  • Compatibility Testing: This assesses how the application performs across various browsers, devices, operating systems, and networks. Ensuring the software offers a consistent user experience across multiple platforms is essential.

Balancing Functional and Non-Functional Testing

A comprehensive testing strategy involves a balanced functional and non-functional testing approach. Functional testing ensures every feature works correctly, while non-functional testing ensures that the software meets performance standards and provides a positive user experience. Balancing functional and non-functional testing is crucial for delivering a comprehensive and robust software product. When you achieve this, you're ensuring all bases are covered.

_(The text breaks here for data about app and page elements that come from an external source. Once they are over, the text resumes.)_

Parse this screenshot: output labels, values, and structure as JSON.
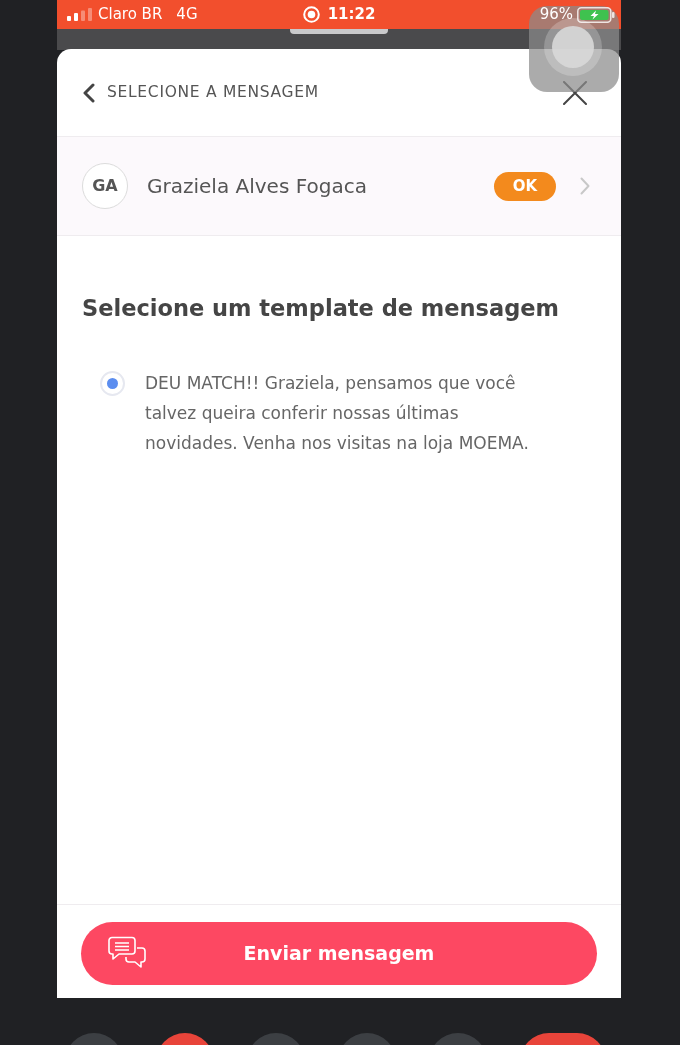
{
  "status_bar": {
    "carrier": "Claro BR",
    "network": "4G",
    "time": "11:22",
    "battery": "96%"
  },
  "header": {
    "title": "SELECIONE A MENSAGEM"
  },
  "contact": {
    "initials": "GA",
    "name": "Graziela Alves Fogaca",
    "status": "OK"
  },
  "section_title": "Selecione um template de mensagem",
  "templates": [
    {
      "text": "DEU MATCH!! Graziela, pensamos que você talvez queira conferir nossas últimas novidades. Venha nos visitas na loja MOEMA.",
      "selected": true
    }
  ],
  "send_button": {
    "label": "Enviar mensagem"
  }
}
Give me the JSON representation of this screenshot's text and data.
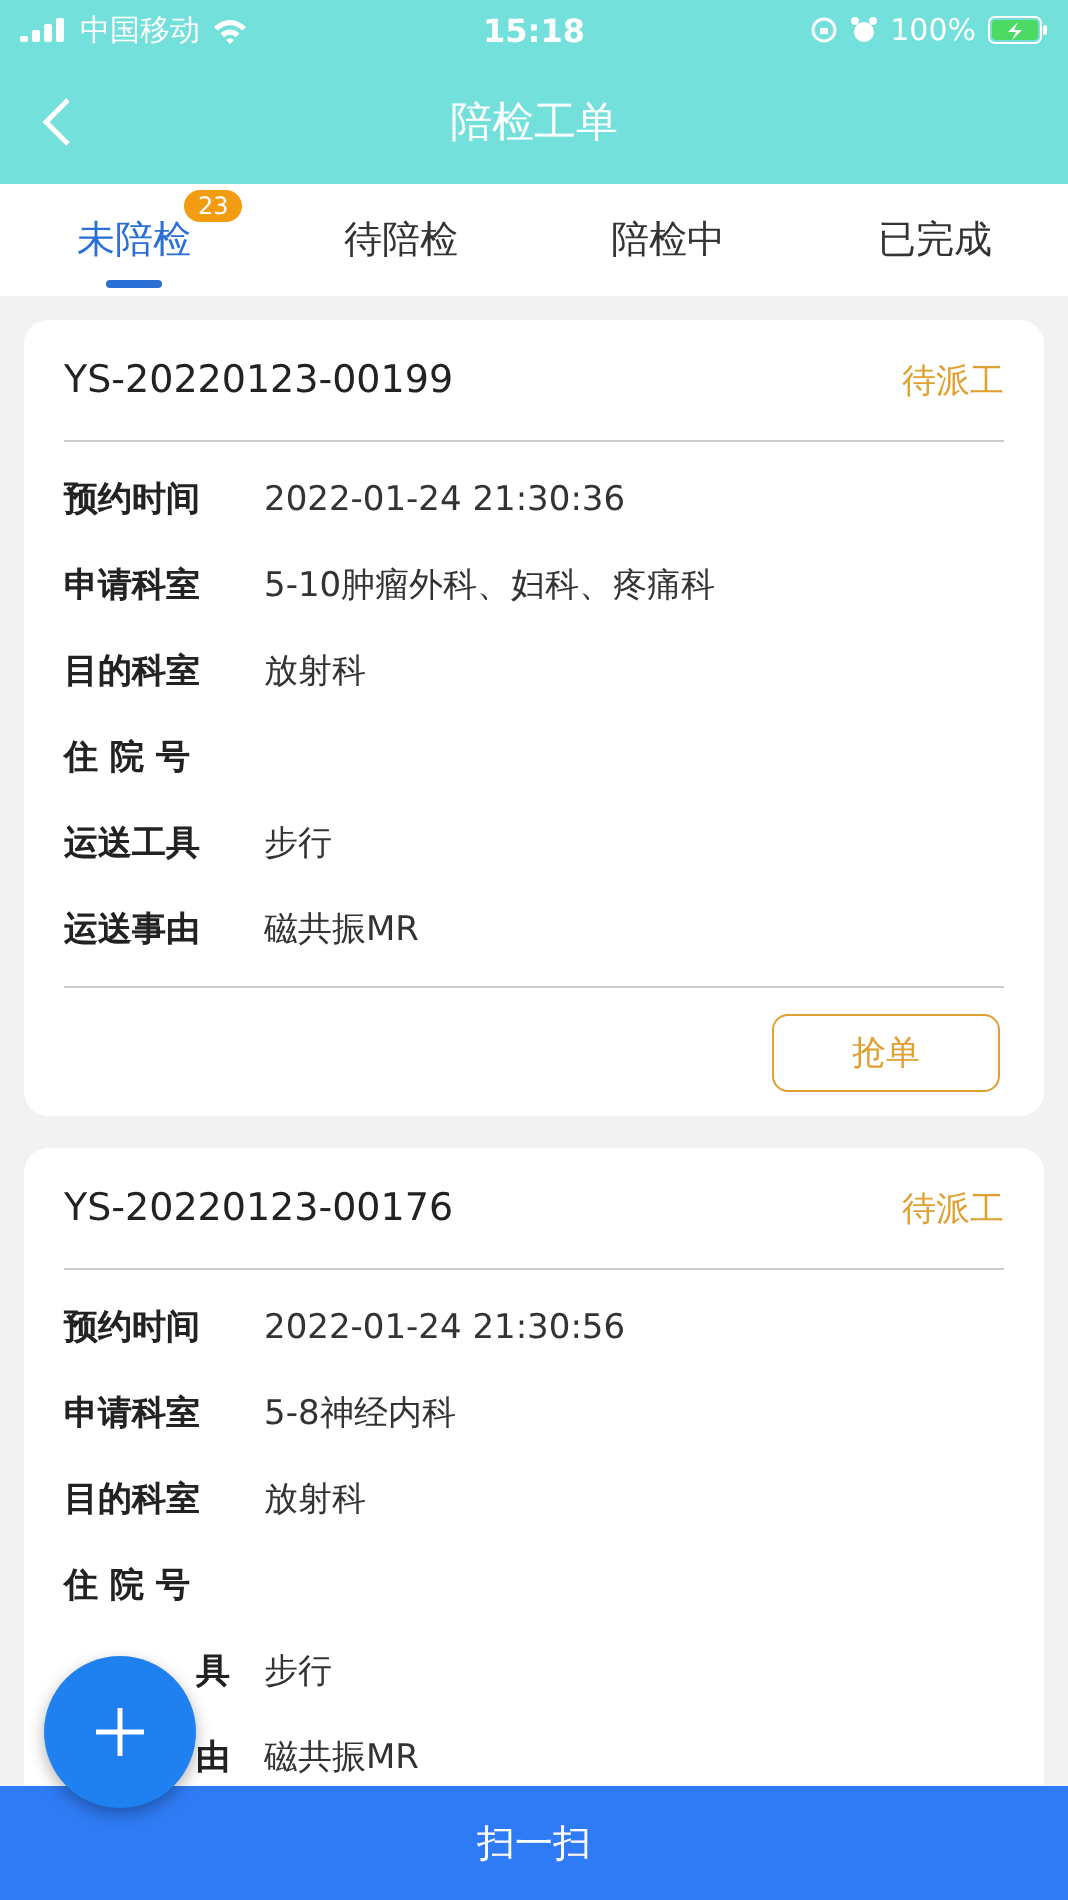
{
  "status_bar": {
    "carrier": "中国移动",
    "time": "15:18",
    "battery": "100%"
  },
  "nav": {
    "title": "陪检工单"
  },
  "tabs": [
    {
      "label": "未陪检",
      "selected": true,
      "badge": "23"
    },
    {
      "label": "待陪检",
      "selected": false
    },
    {
      "label": "陪检中",
      "selected": false
    },
    {
      "label": "已完成",
      "selected": false
    }
  ],
  "orders": [
    {
      "id": "YS-20220123-00199",
      "status": "待派工",
      "fields": [
        {
          "label": "预约时间",
          "value": "2022-01-24 21:30:36"
        },
        {
          "label": "申请科室",
          "value": "5-10肿瘤外科、妇科、疼痛科"
        },
        {
          "label": "目的科室",
          "value": "放射科"
        },
        {
          "label": "住 院 号"
        },
        {
          "label": "运送工具",
          "value": "步行"
        },
        {
          "label": "运送事由",
          "value": "磁共振MR"
        }
      ],
      "action": "抢单"
    },
    {
      "id": "YS-20220123-00176",
      "status": "待派工",
      "fields": [
        {
          "label": "预约时间",
          "value": "2022-01-24 21:30:56"
        },
        {
          "label": "申请科室",
          "value": "5-8神经内科"
        },
        {
          "label": "目的科室",
          "value": "放射科"
        },
        {
          "label": "住 院 号"
        },
        {
          "label": "具",
          "covered": true,
          "value": "步行"
        },
        {
          "label": "由",
          "covered": true,
          "value": "磁共振MR"
        }
      ]
    }
  ],
  "bottom_button": "扫一扫"
}
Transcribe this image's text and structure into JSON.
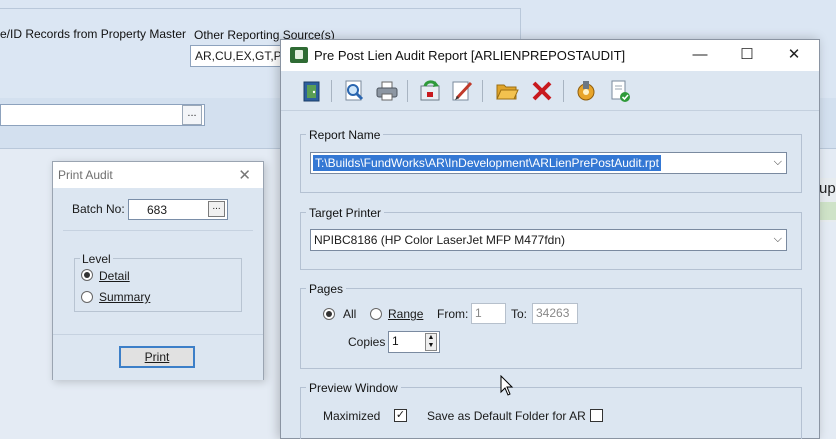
{
  "background": {
    "label_records": "e/ID Records from Property Master",
    "label_other_sources": "Other Reporting Source(s)",
    "other_sources_value": "AR,CU,EX,GT,PT,",
    "browse_label": "...",
    "right_edge_text": "upl"
  },
  "print_audit": {
    "title": "Print Audit",
    "close": "✕",
    "batch_label": "Batch No:",
    "batch_value": "683",
    "batch_btn": "...",
    "level_label": "Level",
    "options": [
      {
        "label": "Detail",
        "selected": true
      },
      {
        "label": "Summary",
        "selected": false
      }
    ],
    "print_label": "Print"
  },
  "report_dialog": {
    "title": "Pre Post Lien Audit Report [ARLIENPREPOSTAUDIT]",
    "controls": {
      "minimize": "—",
      "maximize": "☐",
      "close": "✕"
    },
    "toolbar_icons": [
      "exit-door-icon",
      "preview-icon",
      "printer-icon",
      "refresh-icon",
      "edit-icon",
      "open-folder-icon",
      "delete-icon",
      "export-icon",
      "properties-icon"
    ],
    "report_name": {
      "label": "Report Name",
      "value": "T:\\Builds\\FundWorks\\AR\\InDevelopment\\ARLienPrePostAudit.rpt"
    },
    "target_printer": {
      "label": "Target Printer",
      "value": "NPIBC8186 (HP Color LaserJet MFP M477fdn)"
    },
    "pages": {
      "label": "Pages",
      "all_label": "All",
      "range_label": "Range",
      "from_label": "From:",
      "from_value": "1",
      "to_label": "To:",
      "to_value": "34263",
      "copies_label": "Copies",
      "copies_value": "1",
      "all_selected": true
    },
    "preview_window": {
      "label": "Preview Window",
      "maximized_label": "Maximized",
      "maximized_checked": true,
      "save_default_label": "Save as Default Folder for AR",
      "save_default_checked": false
    }
  },
  "colors": {
    "accent": "#3478d4",
    "dialog_bg": "#dce6f1",
    "delete_red": "#c8191e"
  }
}
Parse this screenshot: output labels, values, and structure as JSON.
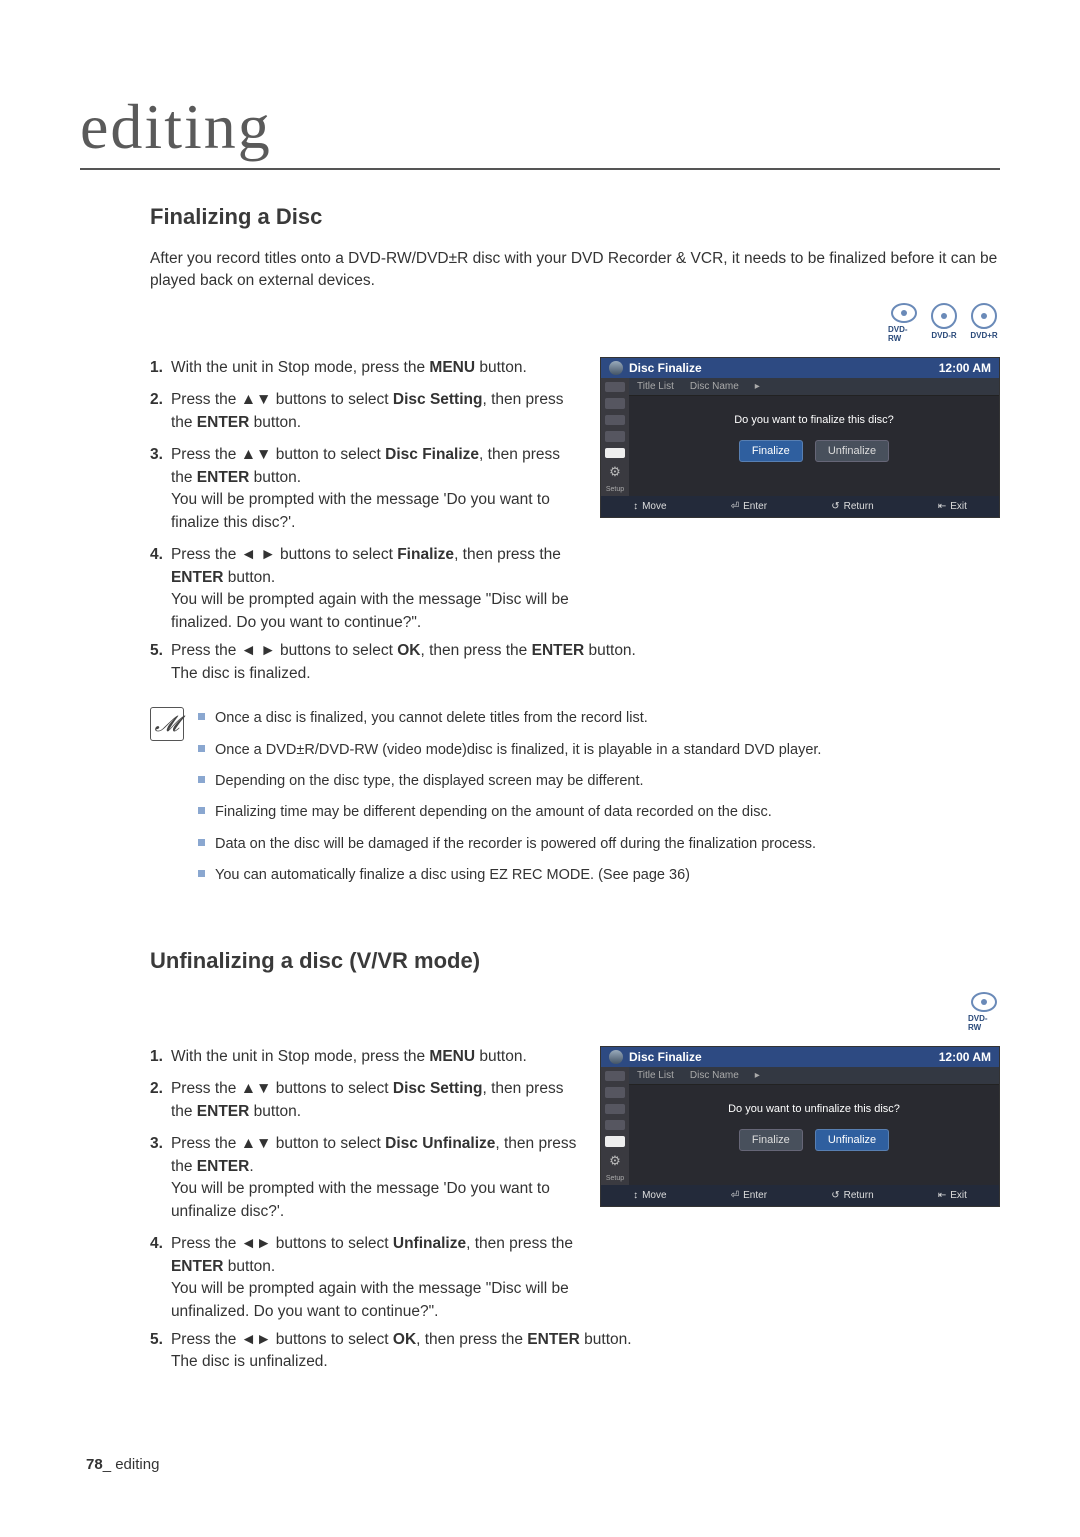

The key to balance is understanding that functional and non-functional aspects are essential for a software product's success. While functional testing ensures the software "does what it is supposed to do," non-functional testing ensures the software "does it well." Functional testing usually takes precedence in the software development lifecycle, as verifying that the core functionalities work as expected is critical. After establishing the software's functional correctness, it's crucial to engage in non-functional testing to guarantee that the software performs adequately under various conditions and meets user expectations regarding quality, speed, security, and usability.

In practice, the balance depends on the nature and purpose of the software. For instance, in a financial application, security (a non-functional aspect) might be as crucial as the accuracy of transactions (a functional aspect). On the other hand, for a video streaming service, performance and scalability (non-functional) might be as crucial as video playback functionality.

You can balance these testing types nicely by devising a test strategy that assigns weight to different test types such as "load," "performance," "regression," and "UAT." This strategy will allow you to allocate resources accordingly. Remember, a balanced approach ensures the software works correctly and delivers a seamless, efficient, and secure user experience.

Real-World Applications

Let's look at some examples of real-world applications to illustrate the differences between these test types better.

Imagine an e-commerce app. Functional testing would verify features like product selection, cart management, and checkout process. In contrast, non-functional testing would assess the app's loading speed, performance under high user load, and how it adapts to different devices and browsers.

Now, how about an online banking system where the accuracy of transactions, user authentication, and account management are paramount? For instance, ensuring that fund transfers, bill payments, and balance inquiries function as intended is a direct application of functional testing.


In software development, both functional and non-functional testing are indispensable. The tests both work to validate the basic operations of software and ensure it delivers an optimal and seamless user experience. Understanding and implementing both types of testing is crucial in developing high-quality software that meets and exceeds user expectations. In this digital age, where software is an integral part of our daily lives, robust testing is not just a technical necessity but a commitment to excellence.